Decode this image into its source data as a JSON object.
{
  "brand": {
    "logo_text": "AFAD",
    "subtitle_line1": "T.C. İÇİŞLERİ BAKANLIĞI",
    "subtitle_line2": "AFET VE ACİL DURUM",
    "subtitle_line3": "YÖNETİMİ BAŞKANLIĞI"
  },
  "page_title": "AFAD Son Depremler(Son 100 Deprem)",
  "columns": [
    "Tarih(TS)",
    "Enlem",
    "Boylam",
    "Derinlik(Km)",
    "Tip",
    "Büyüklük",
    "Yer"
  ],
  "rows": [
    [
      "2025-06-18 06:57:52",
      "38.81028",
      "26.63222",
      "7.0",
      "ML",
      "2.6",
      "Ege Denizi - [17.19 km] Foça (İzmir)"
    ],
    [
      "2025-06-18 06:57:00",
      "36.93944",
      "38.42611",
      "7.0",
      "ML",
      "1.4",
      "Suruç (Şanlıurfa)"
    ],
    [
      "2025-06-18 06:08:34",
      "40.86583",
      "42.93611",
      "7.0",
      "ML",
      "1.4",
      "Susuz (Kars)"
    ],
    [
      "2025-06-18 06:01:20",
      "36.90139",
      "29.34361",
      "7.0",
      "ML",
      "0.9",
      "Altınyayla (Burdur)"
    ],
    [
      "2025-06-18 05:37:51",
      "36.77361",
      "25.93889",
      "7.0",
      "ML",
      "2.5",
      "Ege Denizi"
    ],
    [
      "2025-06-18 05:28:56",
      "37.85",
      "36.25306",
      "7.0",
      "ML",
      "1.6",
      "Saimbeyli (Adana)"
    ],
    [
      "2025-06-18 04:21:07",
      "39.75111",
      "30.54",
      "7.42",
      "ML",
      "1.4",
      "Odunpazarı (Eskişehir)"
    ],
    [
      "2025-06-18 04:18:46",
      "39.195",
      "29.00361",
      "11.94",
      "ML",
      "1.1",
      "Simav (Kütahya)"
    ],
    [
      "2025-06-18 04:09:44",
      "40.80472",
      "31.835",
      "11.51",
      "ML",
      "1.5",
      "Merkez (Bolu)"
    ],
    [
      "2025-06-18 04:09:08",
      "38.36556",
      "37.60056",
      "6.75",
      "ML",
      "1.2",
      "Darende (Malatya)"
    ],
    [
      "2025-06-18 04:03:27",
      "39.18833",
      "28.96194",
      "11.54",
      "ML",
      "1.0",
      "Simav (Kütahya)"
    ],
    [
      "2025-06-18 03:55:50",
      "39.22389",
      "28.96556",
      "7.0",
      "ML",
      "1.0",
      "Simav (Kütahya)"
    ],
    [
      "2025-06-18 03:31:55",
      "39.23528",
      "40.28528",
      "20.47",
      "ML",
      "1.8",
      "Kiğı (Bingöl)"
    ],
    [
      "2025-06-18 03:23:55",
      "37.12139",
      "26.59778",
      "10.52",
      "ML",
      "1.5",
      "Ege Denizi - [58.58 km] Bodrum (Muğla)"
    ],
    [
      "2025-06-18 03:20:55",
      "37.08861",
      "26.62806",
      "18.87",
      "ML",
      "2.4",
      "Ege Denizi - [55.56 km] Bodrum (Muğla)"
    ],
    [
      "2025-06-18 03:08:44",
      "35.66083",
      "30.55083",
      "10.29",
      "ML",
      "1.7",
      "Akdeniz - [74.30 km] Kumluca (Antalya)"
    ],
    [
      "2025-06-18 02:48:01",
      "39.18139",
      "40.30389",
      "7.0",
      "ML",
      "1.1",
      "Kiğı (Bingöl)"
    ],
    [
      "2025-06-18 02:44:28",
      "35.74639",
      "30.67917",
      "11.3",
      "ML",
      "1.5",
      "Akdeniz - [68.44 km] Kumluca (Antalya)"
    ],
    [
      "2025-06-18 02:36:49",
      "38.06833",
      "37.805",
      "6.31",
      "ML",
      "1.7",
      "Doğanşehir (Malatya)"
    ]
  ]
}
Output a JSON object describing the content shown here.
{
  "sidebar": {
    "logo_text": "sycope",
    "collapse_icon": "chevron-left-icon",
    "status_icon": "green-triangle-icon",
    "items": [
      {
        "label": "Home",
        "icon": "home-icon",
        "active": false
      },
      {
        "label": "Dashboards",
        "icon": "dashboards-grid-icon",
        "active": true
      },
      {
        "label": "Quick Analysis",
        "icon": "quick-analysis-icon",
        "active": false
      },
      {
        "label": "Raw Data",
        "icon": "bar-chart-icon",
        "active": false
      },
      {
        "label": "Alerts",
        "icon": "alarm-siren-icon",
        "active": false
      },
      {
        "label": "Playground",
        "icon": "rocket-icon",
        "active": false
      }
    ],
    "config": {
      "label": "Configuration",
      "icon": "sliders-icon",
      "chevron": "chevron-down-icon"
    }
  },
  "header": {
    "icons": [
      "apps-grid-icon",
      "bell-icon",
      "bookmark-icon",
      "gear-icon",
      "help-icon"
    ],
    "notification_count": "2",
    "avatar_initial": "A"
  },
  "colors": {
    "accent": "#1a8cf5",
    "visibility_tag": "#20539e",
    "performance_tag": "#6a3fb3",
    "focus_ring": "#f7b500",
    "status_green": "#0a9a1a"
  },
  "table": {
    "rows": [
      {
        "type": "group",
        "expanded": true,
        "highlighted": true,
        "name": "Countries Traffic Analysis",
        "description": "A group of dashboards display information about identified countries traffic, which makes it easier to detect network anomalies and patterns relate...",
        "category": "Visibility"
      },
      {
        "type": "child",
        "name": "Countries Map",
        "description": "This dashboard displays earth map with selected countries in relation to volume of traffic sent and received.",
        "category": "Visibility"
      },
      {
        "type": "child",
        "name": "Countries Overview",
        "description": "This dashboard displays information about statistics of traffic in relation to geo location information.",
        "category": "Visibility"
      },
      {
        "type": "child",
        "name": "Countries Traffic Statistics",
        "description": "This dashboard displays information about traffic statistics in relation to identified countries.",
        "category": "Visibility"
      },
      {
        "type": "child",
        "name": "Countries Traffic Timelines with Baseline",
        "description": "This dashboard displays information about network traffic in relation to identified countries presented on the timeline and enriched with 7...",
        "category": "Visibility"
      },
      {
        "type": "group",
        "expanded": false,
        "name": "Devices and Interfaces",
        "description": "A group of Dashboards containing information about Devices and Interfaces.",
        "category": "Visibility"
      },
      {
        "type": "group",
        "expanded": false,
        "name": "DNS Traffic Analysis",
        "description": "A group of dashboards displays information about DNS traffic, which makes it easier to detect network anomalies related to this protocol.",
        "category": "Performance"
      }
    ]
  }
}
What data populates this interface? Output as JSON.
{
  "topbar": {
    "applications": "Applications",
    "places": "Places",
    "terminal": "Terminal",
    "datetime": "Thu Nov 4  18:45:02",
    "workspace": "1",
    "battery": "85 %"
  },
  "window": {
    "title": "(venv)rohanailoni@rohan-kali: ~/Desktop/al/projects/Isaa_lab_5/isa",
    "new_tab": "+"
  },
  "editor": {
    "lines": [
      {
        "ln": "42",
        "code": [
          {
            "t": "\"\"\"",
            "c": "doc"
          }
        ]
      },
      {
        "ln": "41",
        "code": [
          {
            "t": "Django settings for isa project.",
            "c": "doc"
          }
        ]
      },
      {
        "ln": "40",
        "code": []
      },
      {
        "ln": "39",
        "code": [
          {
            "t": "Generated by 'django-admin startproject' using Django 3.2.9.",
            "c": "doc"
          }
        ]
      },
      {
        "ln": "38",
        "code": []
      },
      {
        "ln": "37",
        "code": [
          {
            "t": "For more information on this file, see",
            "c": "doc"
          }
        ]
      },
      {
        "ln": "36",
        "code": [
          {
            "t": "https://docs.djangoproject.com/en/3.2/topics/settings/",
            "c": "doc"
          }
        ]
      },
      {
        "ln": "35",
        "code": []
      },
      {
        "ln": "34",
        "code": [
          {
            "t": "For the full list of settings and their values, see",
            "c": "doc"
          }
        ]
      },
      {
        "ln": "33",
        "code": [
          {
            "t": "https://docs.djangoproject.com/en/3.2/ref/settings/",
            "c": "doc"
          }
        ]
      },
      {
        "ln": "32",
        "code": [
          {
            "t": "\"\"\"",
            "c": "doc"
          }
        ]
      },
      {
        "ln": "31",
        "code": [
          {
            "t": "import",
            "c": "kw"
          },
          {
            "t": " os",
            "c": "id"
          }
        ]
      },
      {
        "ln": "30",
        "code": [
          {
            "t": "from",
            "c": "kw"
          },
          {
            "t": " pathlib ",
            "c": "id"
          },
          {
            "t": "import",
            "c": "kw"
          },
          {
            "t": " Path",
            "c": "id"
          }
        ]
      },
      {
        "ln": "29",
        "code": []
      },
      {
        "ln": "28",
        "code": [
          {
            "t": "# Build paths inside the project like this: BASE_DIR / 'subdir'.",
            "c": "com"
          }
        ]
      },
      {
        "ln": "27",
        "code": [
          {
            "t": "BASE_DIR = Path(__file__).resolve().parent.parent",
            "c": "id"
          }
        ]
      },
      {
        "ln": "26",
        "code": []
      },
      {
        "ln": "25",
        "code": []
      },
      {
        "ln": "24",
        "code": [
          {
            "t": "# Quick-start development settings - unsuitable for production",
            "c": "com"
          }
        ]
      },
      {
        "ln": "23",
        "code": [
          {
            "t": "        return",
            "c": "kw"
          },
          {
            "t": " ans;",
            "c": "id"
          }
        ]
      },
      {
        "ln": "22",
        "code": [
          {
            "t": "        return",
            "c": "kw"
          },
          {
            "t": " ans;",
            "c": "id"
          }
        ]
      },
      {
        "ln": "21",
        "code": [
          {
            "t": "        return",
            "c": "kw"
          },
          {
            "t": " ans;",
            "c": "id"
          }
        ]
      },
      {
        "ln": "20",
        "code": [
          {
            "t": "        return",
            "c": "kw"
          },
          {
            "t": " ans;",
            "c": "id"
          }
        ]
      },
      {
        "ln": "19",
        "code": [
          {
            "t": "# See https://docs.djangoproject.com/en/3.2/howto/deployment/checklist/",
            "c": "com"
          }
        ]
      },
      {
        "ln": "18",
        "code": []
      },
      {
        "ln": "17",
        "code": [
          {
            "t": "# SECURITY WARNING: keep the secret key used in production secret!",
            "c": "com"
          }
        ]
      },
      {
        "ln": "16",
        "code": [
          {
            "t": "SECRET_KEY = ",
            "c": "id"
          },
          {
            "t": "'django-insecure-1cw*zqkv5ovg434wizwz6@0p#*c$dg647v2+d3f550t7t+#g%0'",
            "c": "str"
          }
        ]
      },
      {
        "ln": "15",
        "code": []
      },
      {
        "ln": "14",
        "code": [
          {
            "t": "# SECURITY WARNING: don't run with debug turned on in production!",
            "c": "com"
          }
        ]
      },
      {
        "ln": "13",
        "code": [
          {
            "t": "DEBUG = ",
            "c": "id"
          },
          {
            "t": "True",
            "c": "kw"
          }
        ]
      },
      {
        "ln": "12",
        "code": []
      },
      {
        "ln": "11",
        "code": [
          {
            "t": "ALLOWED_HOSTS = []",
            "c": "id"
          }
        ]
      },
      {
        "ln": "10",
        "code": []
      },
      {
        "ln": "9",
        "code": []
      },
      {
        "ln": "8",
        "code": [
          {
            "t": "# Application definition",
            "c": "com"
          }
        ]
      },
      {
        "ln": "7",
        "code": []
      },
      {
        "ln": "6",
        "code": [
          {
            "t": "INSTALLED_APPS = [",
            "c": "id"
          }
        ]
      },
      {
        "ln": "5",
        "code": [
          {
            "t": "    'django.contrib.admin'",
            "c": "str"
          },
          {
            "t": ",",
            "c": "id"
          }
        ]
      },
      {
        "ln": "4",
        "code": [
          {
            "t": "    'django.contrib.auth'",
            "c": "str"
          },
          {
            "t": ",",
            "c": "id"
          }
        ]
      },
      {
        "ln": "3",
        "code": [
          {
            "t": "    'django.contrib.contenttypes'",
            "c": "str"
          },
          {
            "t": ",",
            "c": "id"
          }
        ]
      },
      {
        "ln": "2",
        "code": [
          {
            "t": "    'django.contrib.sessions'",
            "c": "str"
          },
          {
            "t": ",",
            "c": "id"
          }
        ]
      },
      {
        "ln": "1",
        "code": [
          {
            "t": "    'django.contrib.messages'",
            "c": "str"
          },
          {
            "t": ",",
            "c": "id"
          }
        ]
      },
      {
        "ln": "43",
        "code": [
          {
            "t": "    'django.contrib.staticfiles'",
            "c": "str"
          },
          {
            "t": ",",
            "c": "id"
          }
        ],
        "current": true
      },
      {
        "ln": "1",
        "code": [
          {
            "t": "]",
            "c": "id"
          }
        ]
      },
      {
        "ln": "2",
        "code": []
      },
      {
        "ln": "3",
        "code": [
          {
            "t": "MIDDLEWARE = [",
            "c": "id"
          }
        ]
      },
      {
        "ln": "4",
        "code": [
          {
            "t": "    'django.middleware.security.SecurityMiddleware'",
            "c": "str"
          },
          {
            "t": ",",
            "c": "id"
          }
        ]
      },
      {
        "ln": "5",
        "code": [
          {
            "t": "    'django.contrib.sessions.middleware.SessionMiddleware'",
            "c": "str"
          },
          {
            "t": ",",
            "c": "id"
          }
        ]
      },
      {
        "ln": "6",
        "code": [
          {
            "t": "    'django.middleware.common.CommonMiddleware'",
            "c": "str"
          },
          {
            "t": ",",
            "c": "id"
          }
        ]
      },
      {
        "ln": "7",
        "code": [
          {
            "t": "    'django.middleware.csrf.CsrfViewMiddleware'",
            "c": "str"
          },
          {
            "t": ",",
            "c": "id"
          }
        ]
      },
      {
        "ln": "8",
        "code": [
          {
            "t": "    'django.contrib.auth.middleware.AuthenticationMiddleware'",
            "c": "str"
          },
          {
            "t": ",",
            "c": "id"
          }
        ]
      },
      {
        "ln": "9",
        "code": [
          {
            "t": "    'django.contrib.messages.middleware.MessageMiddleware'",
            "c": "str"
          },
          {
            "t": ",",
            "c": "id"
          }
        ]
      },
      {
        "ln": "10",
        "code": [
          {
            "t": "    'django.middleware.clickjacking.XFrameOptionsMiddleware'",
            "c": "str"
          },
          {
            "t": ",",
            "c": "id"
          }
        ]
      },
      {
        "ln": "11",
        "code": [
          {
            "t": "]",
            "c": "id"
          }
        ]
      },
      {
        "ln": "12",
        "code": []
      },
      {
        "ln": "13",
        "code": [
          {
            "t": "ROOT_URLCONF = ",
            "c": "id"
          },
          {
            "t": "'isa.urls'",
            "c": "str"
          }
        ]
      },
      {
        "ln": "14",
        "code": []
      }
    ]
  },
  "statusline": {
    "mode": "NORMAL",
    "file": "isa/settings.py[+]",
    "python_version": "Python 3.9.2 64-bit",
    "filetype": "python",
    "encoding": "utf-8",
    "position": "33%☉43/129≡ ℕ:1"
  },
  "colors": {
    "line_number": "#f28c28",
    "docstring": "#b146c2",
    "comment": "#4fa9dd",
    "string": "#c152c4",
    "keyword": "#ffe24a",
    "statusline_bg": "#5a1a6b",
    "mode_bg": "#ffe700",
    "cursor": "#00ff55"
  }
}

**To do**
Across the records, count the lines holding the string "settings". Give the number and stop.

**Reply to the exercise**
6